retrospect, a ‘golden age’ for regional British television drama, before
proceeding to consider the present situation and future possibilities for
regional television drama in an era of global, multi-channel television
number of regional playwrights to contribute to
BBCEnglishRegionsDrama’s portfolio of plays, along with other
writers from regional theatre such as Alan Bleasdale, Mike Bradwell,
David Halliwell, Henry Livings, Mary O’Malley, Willy Russell and
Peter Terson. The symbiosis between regional theatre and regional
television drama proved very productive throughout the 1970s. Not
only did BBCEnglishRegionsDrama enable a number of regional
playwrights to break into television, the department also drew upon a
range of personnel from regional theatre companies, including
-outs within the eight English regions.
As far as television drama was concerned the most important aspect
of the regional reorganisation of BBC broadcasting was the building of
the new Pebble Mill studios in Birmingham and the establishment
of a new department, BBCEnglishRegionsDrama, to be based there
with a remit to produce regional television drama for the network.
While BBC Pebble Mill was to produce programmes for the network
and programmes of local interest for the Midlands region, the purpose
of English Regions Drama was not simply to produce Midlands-based
, whereas a distinctive feature of Coronation
COOKE PRINT.indd 51
A Sense of Place
Street’s regionality was the Lancashire accents of most of its characters, A Family at War was not noted for its Liverpudlian accents.
Ironically it was the BBC, rather than Granada, that helped to
promote the Liverpool accent with The Liver Birds (1969–79) and
with the production, by BBCEnglishRegionsDrama, of work by

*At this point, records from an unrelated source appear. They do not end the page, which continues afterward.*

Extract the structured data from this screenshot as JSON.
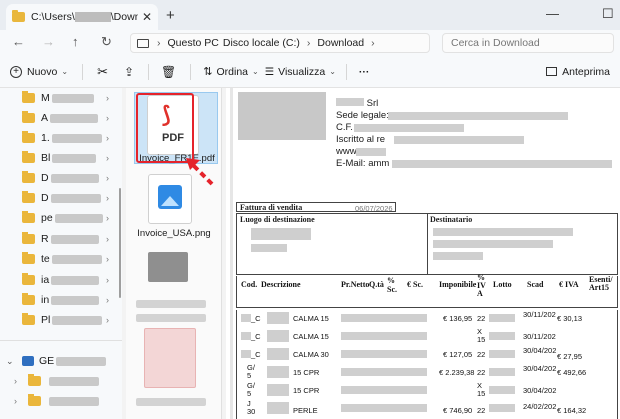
{
  "window": {
    "tab_title": "C:\\Users\\",
    "tab_title_suffix": "\\Downloads",
    "new_tab": "+",
    "minimize": "—",
    "maximize": "☐",
    "close": "✕"
  },
  "address": {
    "crumbs": [
      "Questo PC",
      "Disco locale (C:)",
      "Download"
    ],
    "search_placeholder": "Cerca in Download"
  },
  "toolbar": {
    "new_label": "Nuovo",
    "sort_label": "Ordina",
    "view_label": "Visualizza",
    "more_label": "···",
    "preview_label": "Anteprima"
  },
  "nav_pane": {
    "items": [
      "M",
      "A",
      "1.",
      "Bl",
      "D",
      "D",
      "pe",
      "R",
      "te",
      "ia",
      "in",
      "Pl"
    ],
    "bottom_item": "GE"
  },
  "files": [
    {
      "name": "Invoice_FR1E.pdf",
      "type": "pdf",
      "selected": true
    },
    {
      "name": "Invoice_USA.png",
      "type": "image",
      "selected": false
    }
  ],
  "preview_doc": {
    "company": "Srl",
    "sede": "Sede legale:",
    "cf": "C.F.",
    "iscritto": "Iscritto al re",
    "www": "www.",
    "email": "E-Mail: amm",
    "fattura_label": "Fattura di vendita",
    "fattura_date": "06/07/2026",
    "luogo": "Luogo di destinazione",
    "destinatario": "Destinatario",
    "headers": [
      "Cod.",
      "Descrizione",
      "Pr.Netto",
      "Q.tà",
      "%\nSc.",
      "€ Sc.",
      "Imponibile",
      "%\nIV\nA",
      "Lotto",
      "Scad",
      "€ IVA",
      "Esenti/\nArt15"
    ],
    "rows": [
      {
        "code": "_C",
        "desc": "CALMA 15",
        "imponibile": "€ 136,95",
        "iva": "22",
        "lotto": "",
        "scad": "30/11/202",
        "eiva": "€ 30,13"
      },
      {
        "code": "_C",
        "desc": "CALMA 15",
        "imponibile": "",
        "iva": "X\n15",
        "lotto": "",
        "scad": "30/11/202",
        "eiva": ""
      },
      {
        "code": "_C",
        "desc": "CALMA 30",
        "imponibile": "€ 127,05",
        "iva": "22",
        "lotto": "",
        "scad": "30/04/202",
        "eiva": "€ 27,95"
      },
      {
        "code": "G/\n5",
        "desc": "15 CPR",
        "imponibile": "€ 2.239,38",
        "iva": "22",
        "lotto": "",
        "scad": "30/04/202",
        "eiva": "€ 492,66"
      },
      {
        "code": "G/\n5",
        "desc": "15 CPR",
        "imponibile": "",
        "iva": "X\n15",
        "lotto": "",
        "scad": "30/04/202",
        "eiva": ""
      },
      {
        "code": "J\n30",
        "desc": "PERLE",
        "imponibile": "€ 746,90",
        "iva": "22",
        "lotto": "",
        "scad": "24/02/202",
        "eiva": "€ 164,32"
      }
    ]
  }
}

Liverpool writers such as Alan Bleasdale, Willy Russell, Neville Smith
and Ted Whitehead (see Chapter 4).
In a section of Granada’s 1980 franchise